- Data under study

--- START ---

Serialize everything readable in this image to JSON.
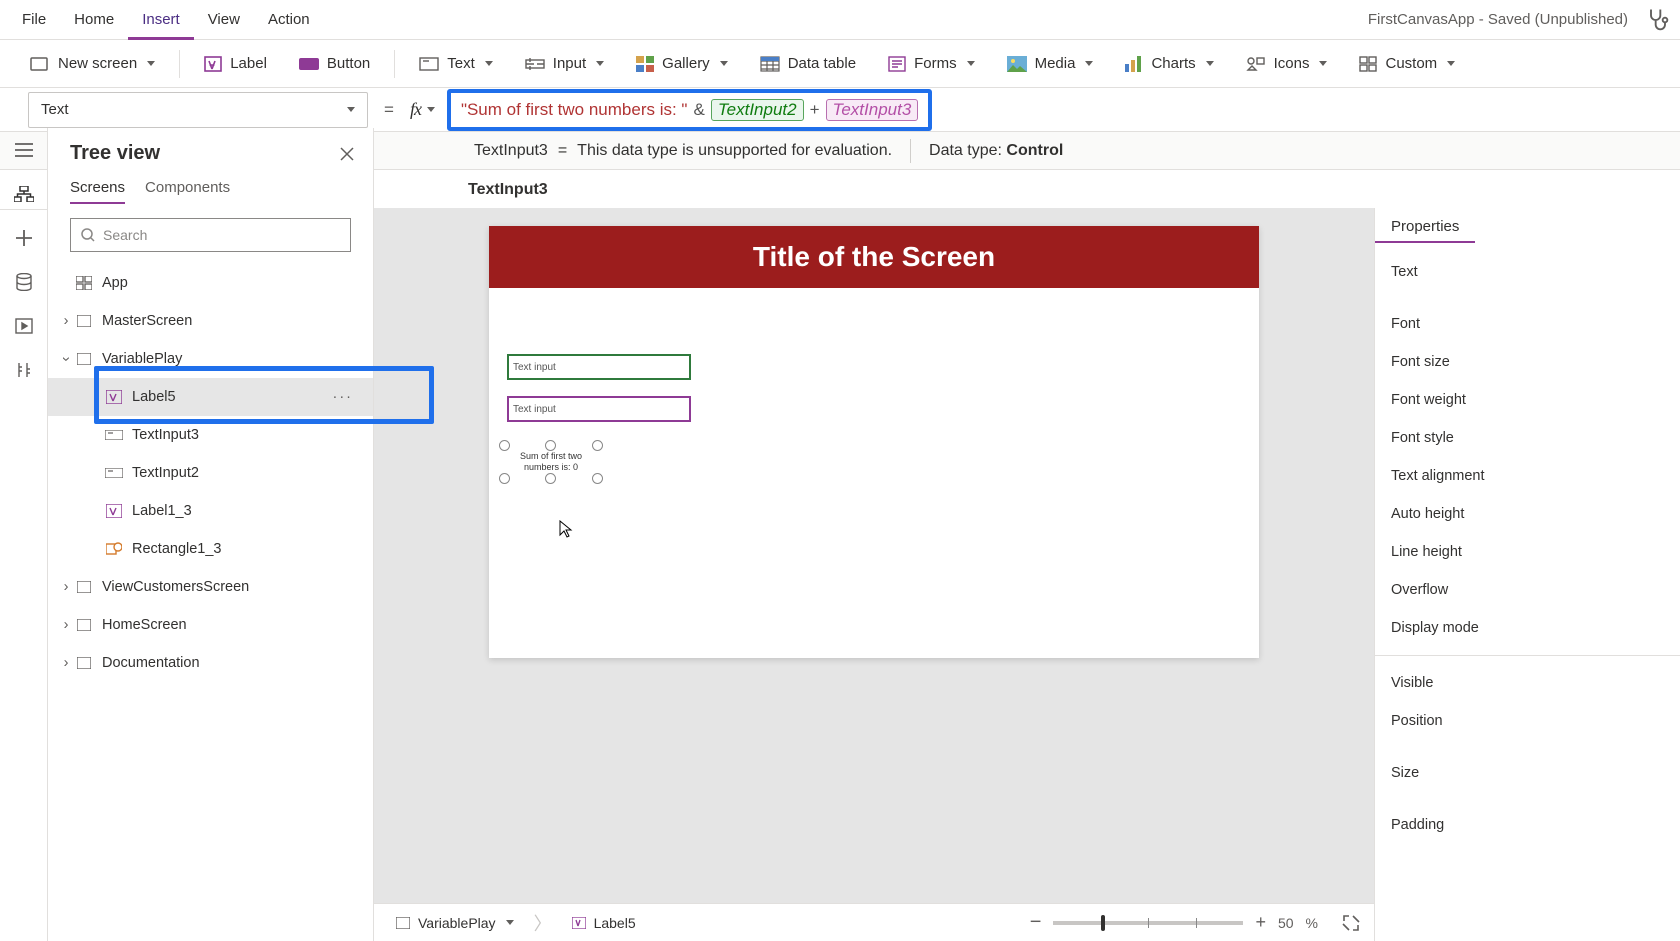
{
  "menubar": {
    "file": "File",
    "home": "Home",
    "insert": "Insert",
    "view": "View",
    "action": "Action",
    "title": "FirstCanvasApp - Saved (Unpublished)"
  },
  "ribbon": {
    "newscreen": "New screen",
    "label": "Label",
    "button": "Button",
    "text": "Text",
    "input": "Input",
    "gallery": "Gallery",
    "datatable": "Data table",
    "forms": "Forms",
    "media": "Media",
    "charts": "Charts",
    "icons": "Icons",
    "custom": "Custom"
  },
  "formula": {
    "prop": "Text",
    "string_part": "\"Sum of first two numbers is: \"",
    "amp": "&",
    "token1": "TextInput2",
    "plus": "+",
    "token2": "TextInput3"
  },
  "eval": {
    "lhs": "TextInput3",
    "eq": "=",
    "msg": "This data type is unsupported for evaluation.",
    "dt_label": "Data type:",
    "dt_value": "Control"
  },
  "intel": {
    "text": "TextInput3"
  },
  "tree": {
    "title": "Tree view",
    "tab_screens": "Screens",
    "tab_components": "Components",
    "search_placeholder": "Search",
    "app": "App",
    "items": [
      {
        "label": "MasterScreen"
      },
      {
        "label": "VariablePlay"
      },
      {
        "label": "Label5"
      },
      {
        "label": "TextInput3"
      },
      {
        "label": "TextInput2"
      },
      {
        "label": "Label1_3"
      },
      {
        "label": "Rectangle1_3"
      },
      {
        "label": "ViewCustomersScreen"
      },
      {
        "label": "HomeScreen"
      },
      {
        "label": "Documentation"
      }
    ]
  },
  "canvas": {
    "title": "Title of the Screen",
    "input1": "Text input",
    "input2": "Text input",
    "label_text": "Sum of first two numbers is: 0"
  },
  "props": {
    "tab": "Properties",
    "rows1": [
      "Text",
      "Font",
      "Font size",
      "Font weight",
      "Font style",
      "Text alignment",
      "Auto height",
      "Line height",
      "Overflow",
      "Display mode"
    ],
    "rows2": [
      "Visible",
      "Position",
      "Size",
      "Padding"
    ]
  },
  "footer": {
    "screen": "VariablePlay",
    "control": "Label5",
    "zoom_pct": "50",
    "zoom_suffix": "%"
  }
}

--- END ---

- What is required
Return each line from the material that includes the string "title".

- Final answer
    "title": "FirstCanvasApp - Saved (Unpublished)"
    "title": "Tree view",
    "title": "Title of the Screen",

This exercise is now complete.